Halloween is rapidly approaching and that means there’s a whole lot of pumpkins meeting their demise at the hands of ambitious carvers. NASA isn’t in the pumpkin carving business, but that doesn’t mean the space agency isn’t celebrating the scariest day of the year. In a timely post on its Facebook page, NASA shared a particularly spooky image of the Sun, and it sure looks familiar.
The image was captured by NASA’s Solar Dynamics Observatory which is currently orbiting Earth. The spacecraft is capable of snapping some truly incredible photos of our nearest star, but this particular image has special significance just days away from Halloween.
Using its suite of powerful sensors, the observatory can see the Sun in ways that our eyes cannot. This image uses ultraviolet light to reveal active regions on the star’s surface, and in this case it looks a whole lot like a big, grinning face.
The active regions in this image appear brighter because those are areas that emit more light and energy. They are markers of an intense and complex set of magnetic fields hovering in the sun’s atmosphere, the corona. This image blends together two sets of extreme ultraviolet wavelengths at 171 and 193 Ångströms, typically colorized in gold and yellow, to create a particularly Halloween-like appearance.
The photo was originally shared back in 2014, but it’s one of NASA’s favorites and it’s popped up a number of times in the years since. Meanwhile, the Solar Dynamics Observatory is still hard at work, beaming new images of the Sun back down to Earth where scientists study and monitor the star.

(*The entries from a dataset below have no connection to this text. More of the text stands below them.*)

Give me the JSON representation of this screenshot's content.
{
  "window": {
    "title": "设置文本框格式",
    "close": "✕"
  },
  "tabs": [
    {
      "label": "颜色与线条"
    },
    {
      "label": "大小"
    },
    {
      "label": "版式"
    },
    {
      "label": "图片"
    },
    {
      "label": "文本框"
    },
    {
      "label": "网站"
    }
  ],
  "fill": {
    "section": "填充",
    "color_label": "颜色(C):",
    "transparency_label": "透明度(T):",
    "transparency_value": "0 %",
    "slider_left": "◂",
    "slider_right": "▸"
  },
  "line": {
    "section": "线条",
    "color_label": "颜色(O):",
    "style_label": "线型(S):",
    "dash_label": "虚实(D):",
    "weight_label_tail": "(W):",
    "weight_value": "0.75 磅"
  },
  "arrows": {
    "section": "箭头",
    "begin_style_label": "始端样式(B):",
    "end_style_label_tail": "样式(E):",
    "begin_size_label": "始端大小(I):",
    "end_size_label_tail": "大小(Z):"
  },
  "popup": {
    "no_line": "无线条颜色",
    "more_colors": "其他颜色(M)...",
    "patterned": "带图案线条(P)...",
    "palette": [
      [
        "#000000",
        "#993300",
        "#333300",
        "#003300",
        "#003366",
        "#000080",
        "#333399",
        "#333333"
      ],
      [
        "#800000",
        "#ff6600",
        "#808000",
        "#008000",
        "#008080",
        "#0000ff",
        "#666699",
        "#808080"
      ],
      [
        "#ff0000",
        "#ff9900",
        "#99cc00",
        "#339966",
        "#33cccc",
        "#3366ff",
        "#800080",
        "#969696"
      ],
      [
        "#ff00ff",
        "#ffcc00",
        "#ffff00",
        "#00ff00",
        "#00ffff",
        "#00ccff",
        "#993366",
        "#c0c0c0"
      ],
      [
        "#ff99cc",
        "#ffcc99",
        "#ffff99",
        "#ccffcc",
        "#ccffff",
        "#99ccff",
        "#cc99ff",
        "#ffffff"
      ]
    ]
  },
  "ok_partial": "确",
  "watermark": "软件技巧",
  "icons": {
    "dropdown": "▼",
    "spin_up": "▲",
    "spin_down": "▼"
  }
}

The spacecraft launched back in February of 2010 with a mission timeline of up to ten years. We’re fast approaching the decade mark, but the observatory shows no signs of slowing down. It has captured over 350 million images during its time in space and will continue to do so for the foreseeable future.